-- EXERCISE REQUIREMENTS --
Within the listing below, how many lines hold the string "value"? Only the number is wanted.

-- RECORDS PROVIDED --
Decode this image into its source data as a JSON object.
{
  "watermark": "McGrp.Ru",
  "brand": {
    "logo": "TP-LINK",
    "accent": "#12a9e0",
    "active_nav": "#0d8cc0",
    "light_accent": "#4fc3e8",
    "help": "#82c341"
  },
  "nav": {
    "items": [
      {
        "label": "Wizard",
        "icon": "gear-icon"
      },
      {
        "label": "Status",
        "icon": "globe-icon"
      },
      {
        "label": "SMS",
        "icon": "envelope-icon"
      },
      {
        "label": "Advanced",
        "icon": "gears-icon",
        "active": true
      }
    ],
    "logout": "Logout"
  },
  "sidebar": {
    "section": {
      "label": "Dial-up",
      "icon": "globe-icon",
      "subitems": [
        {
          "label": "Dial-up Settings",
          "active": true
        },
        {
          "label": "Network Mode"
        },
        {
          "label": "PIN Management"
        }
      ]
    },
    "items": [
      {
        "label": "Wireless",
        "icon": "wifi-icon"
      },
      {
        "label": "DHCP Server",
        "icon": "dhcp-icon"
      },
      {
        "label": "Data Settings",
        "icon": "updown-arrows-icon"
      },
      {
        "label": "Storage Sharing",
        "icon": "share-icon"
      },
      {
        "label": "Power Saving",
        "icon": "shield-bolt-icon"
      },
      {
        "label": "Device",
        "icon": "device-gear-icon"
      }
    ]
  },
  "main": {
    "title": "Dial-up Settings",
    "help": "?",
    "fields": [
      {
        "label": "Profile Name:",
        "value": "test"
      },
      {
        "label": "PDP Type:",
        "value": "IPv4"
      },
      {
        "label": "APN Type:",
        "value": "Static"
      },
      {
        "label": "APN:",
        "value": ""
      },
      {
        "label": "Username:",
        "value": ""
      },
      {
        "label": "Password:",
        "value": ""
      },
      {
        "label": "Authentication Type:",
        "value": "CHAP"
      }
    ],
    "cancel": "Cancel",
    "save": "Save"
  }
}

-- RESULT --
7